transumer_woman2I have stayed at some of the hotels touted as the world’s best. And I often prefer to stay at hotels you’ll find on nobody else’s favourites list but my own, because they offer a rare commodity that’s more luxurious than any amenity: true hospitality (not to be confused with service, as restaurateur Danny Meyer’s book Setting the Table: The Transforming Power of Hospitality in Business thoughtfully defines). Attention to personal detail and small but true conveniences are the way to earn a transumer’s loyalty and buying power. Here are a few inspirations:

Blank Check-Out

Challenge While the rest of the world moves 24/7, most hotels still cling to a dated 19- or 20-hour day concept with rigid check-in and -out times and nightly rates that penalize the fast-moving transumer.
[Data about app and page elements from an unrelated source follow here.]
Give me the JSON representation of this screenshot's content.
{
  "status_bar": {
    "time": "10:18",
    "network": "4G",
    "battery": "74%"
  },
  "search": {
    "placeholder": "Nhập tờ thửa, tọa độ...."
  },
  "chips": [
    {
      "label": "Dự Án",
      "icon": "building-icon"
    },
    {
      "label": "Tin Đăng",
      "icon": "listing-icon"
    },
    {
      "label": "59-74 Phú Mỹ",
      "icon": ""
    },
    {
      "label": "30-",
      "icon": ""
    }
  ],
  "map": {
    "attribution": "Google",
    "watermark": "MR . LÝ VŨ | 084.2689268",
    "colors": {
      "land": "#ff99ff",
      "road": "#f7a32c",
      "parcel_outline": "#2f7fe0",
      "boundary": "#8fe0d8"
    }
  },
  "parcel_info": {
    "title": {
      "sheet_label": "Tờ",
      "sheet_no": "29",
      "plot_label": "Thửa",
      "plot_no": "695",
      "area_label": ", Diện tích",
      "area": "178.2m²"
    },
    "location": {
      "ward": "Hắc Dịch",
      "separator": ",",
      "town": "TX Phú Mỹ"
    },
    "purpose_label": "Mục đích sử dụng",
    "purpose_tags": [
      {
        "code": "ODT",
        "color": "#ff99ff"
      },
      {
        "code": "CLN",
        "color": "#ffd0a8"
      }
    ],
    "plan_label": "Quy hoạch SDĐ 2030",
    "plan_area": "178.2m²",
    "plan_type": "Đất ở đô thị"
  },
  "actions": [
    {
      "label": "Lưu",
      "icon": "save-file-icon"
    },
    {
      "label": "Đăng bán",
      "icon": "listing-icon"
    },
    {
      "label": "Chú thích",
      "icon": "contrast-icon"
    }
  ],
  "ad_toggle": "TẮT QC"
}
Spark Top hotels, like GHM’s The Setai in Miami, The Peninsula in Beverly Hills and Raffles hotels have offered the courtesy of flexible in and out times; many more offer late check-out – for a fee. Airport hotels can learn from the “by the minute” practices of long-distance and cellular companies and charge guests for the number of hours they stay. By-the-hour business models like the Yotel capsule accommodations at London’s Heathrow and Gatwick airports and MetroNaps sleep pods at YVR in Vancouver show that the demand exists for something between a full-night hotel stay and snoozing on an airport lounge bench. The Fairmont hotel within YVR in Vancouver also offers short-term nap rates for stays in “Quiet Zone” rooms that offer comfy respite for connecting travellers.

Outlet Shopping

Challenge The frequent business traveller can develop rug burn from crawling under hotel desks in search of enough outlets for charging multiple devices.

Spark Hotels need to start by installing more, and more accessible, power outlets. Rooms geared to business travellers should showcase the latest in docking and charging stations. The devices could be placed in rooms through partnerships (with tech brands like Monster or Belkin, or design-conscious brands like Lessiv or Bedford). They could even become a potential for-sale item (think: the pre-WiFi internet cable) as part of in-room boutique offerings. Better yet, make the device solar (like iSun or Solio models) and make it an integral part of the desk design – but off the hotel’s power grid.

Savings and Loan

Challenge Attempts to travel light can be easily foiled by just one or two tasks that require more than your smartphone or PDA – not to mention what happens when that device doesn’t work well, or economically, overseas.

Spark In-room and loaner iPods are already common at boutique hotels; loaner cell phones should be de rigueur at business hotels (Fifteen Beacon in Boston has them), along with hotel switchboard call-forwarding to your temporary local number. Extend the service to having hotels provide loaner laptops, the way that Air Canada and IBM did on some flights a few years ago. It’s an opportunity to partner with brands that want to expose travellers to their latest and greatest technology.

Brand Muscle

Challenge An indoor fitness centre, no matter how well appointed, is never as good for you as getting out of the hotel and exploring a new locale.

Spark Hotel programs providing route maps and stylish loaner bicycles (like Jorg & Olif city bikes at Opus Hotel in Vancouver, Bianchi Nyala cycles at Four Seasons Marunouchi in Tokyo and BMW models at Fairmont) prove that this trend has legs. The Wynn Las Vegas has top Callaway loaner clubs for its golfers; Four Seasons Whistler will outfit you in Prada or Spyder ski gear. How long will it be before a savvy retailer opens something like Nike’s innovative Runner’s Lounges in a hotel near Central Park or Hyde Park, along with a retail store specializing in sporting goods for people on the go?


Challenge A hotel room just can’t quite feel like home when canary-coloured shampoo and watery body lotion are the standard amenities.

Spark In a world where travel restrictions on liquids and gels mean bringing your own full grooming kit isn’t possible, more hotels are adopting top-end creature comforts: just witness what in-room placement with Four Seasons has done for L’Occitane en Provence’s Aromachologie Volumizing Shampoo and Repairing Conditioner, now a cult favourite product that L’Occitane sells as part of a popular travel set. Recognizing that scent creates powerful memories, hotel groups from Shangri-La (with its exclusive Essence of Shangri-La scent) to Starwood (which has unique “scent logos” for each of its brands, from Sheraton to St. Regis) are creating custom fragrances. The Intercontinental Montelucia in Scottsdale went local and unique, using the essence of a rare night-blooming cactus for the signature Joyambrosia scent for its spa. But One&Only Palmilla won my heart with the most personal touches of all: local agave-rich suds and a bespoke sewing kit with hand-wound thread to match the colours in my wardrobe.

In the hotel industry “the box” is insider jargon for a typical room. Which makes it especially apropos and exciting for transumers to imagine more hoteliers thinking outside of it.